It was the 4th of September at exactly 19h35 when my plane landed at Aéroport Charles De Gaulle. After picking up my luggage and getting my passport stamped, I met my friend who was very excited to see me. She hugged me tightly, helped me with my luggage and drove me to my “new home”. Except that my “new home” felt nothing like “home”. Everything was so strange to me: the plain room, the common spaces and the new faces welcoming me. Although the Maison du Liban and I are defined by the same country – Lebanon –, I never felt so homesick, I wanted to go back to the warmth of my mother’s and father’s arms. At that moment, I knew I wasn’t going to spend the night alone in such an unfamiliar place, that’s when – thankfully – my friend proposed that I would stay with her for the night.

The next morning, I had already grasped the idea that in order to embark on this new chapter in my life I had to face my fears and head down alone to Maison du Liban, the place where I will be living for the next year or more. At my arrival, Zigor, the receptionist, greeted me with a warm smile and showed me around the Maison: my room, the kitchen, the bathroom, the basement, the laundry room, the study area, the hang out area and finally the patio. “Indeed” I thought to myself, “this place isn’t that bad after all!” Later that day, I decided to pass by Mrs. Atié’s office, the vice-manager of the Maison du Liban, for administrative procedures. I was greeted and welcomed warmly, but one thing caught my eye other than Mrs. Atié’s amiability and soft voice: Her office is a living proof of her love and loyalty to Lebanon as well as an evidence of students' admiration for her, especially through paintings, pictures, gadgets and teddy bears they've gifted her throughout the years. I suddenly felt relieved and knew that I was in safe hands.

Days went by and I became accustomed to my room and to my new life. I started attending classes and made new friends at university. I even roamed Paris’ beautiful streets endlessly - what a charming city! Back at the Maison du Liban, I kept meeting a lot of students coming from different regions of Lebanon as well as international students. Ironically, I actually learned a lot more about my country meeting these amazing and diverse people than I ever did in the 25 years I spent in Beirut. I slowly started developing some habits, which is a clear consequence of familiarization and adaptation. Whenever the opportunity arose, I made sure to strike a conversation with the Maison du Liban’s staff, be it with Marguerite, one of the lovely housekeepers, Khalifa, or even Olmedo. I even had the chance to speak with Mr. El Ghoul, the manager of the Maison du Liban during several events organized by the Administration or the Comité, a very pleasant and charismatic man, who’s very open alongside Mrs. Atié to every idea we share and to every project we wish to implement. In fact, Dina Al-Ahdab (the adorable Founder and Co-Editor in Chief) and I wouldn’t have created the Revue de Presse - Le Cèdre if it weren’t for their continuous support.

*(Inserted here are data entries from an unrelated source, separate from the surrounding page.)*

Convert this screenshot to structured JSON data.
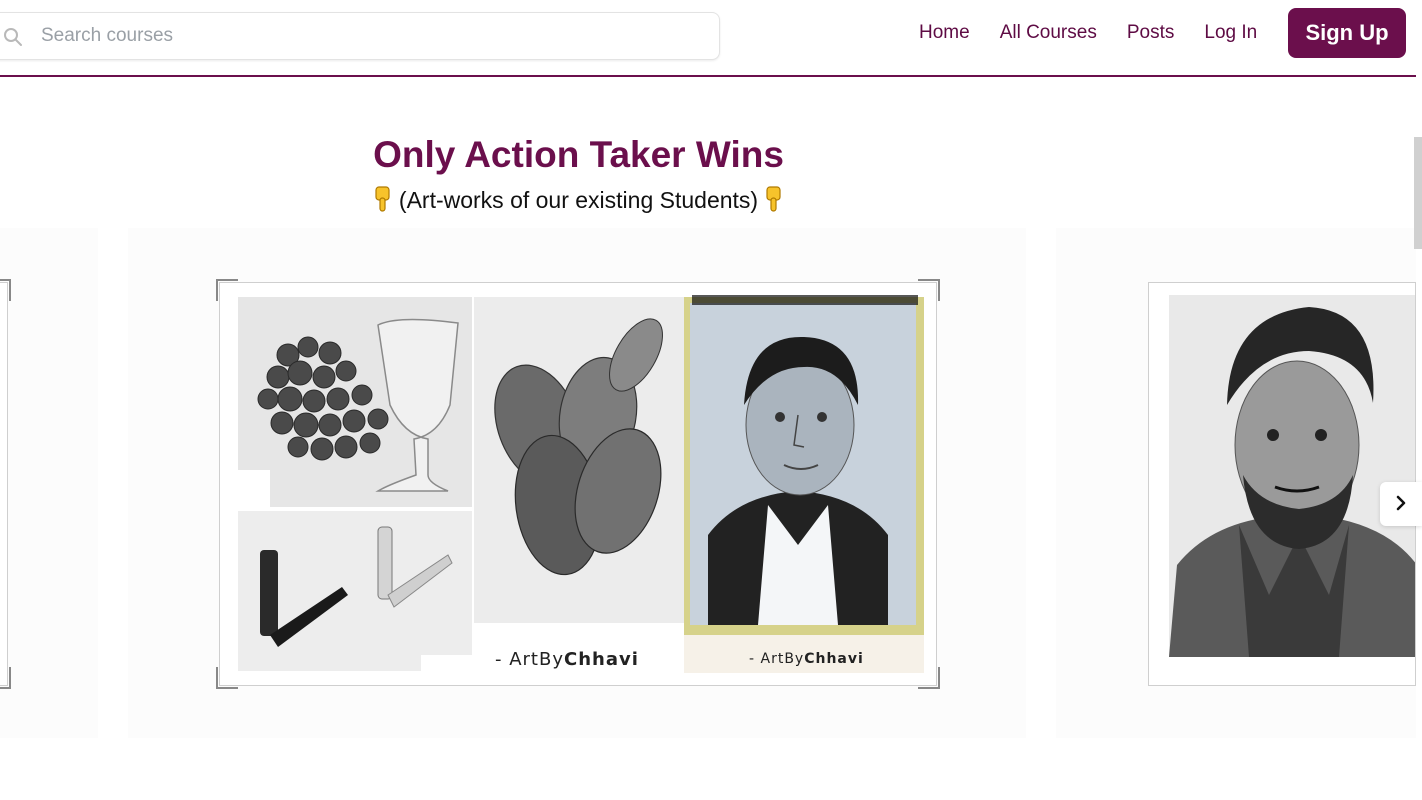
{
  "search": {
    "placeholder": "Search courses",
    "icon": "search-icon"
  },
  "nav": {
    "items": [
      {
        "label": "Home"
      },
      {
        "label": "All Courses"
      },
      {
        "label": "Posts"
      },
      {
        "label": "Log In"
      }
    ],
    "signup_label": "Sign Up"
  },
  "colors": {
    "brand": "#6b0f4c",
    "accent_text": "#5e0b44"
  },
  "section": {
    "title": "Only Action Taker Wins",
    "subtitle": "(Art-works of our existing Students)"
  },
  "slides": [
    {
      "artist_prefix": "- ArtBy",
      "artist_name": "Chhavi"
    },
    {
      "artist_prefix": "- ArtBy",
      "artist_name": "Chhavi"
    }
  ],
  "carousel": {
    "next_icon": "chevron-right-icon"
  }
}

Although Maison du Liban started slowly feeling like home, I still wasn’t convinced that “home” can be a place far away from my family until I met three amazing people: Amir, Oussama and Tracy. One thing is for sure, they’re making my stay at Maison du Liban very memorable. They stand by me whenever I feel homesick, and I’m certain that the memories we’re creating will be forever engraved in my heart. That said, it is only natural then for me to feel at home, surrounded by people who are all honest, light-hearted, passionate, and intelligent.

My stay at the Maison du Liban is teaching me valuable lessons, among them: Home is not merely four-square walls. It is somewhere where you are loved, respected, and cared for. When you look at it from the outside, home is just a house. A building. But on the inside, it’s a lot more than wood and bricks. The saying “Home is where the heart is” says it all. And my heart is definitely at Maison du Liban.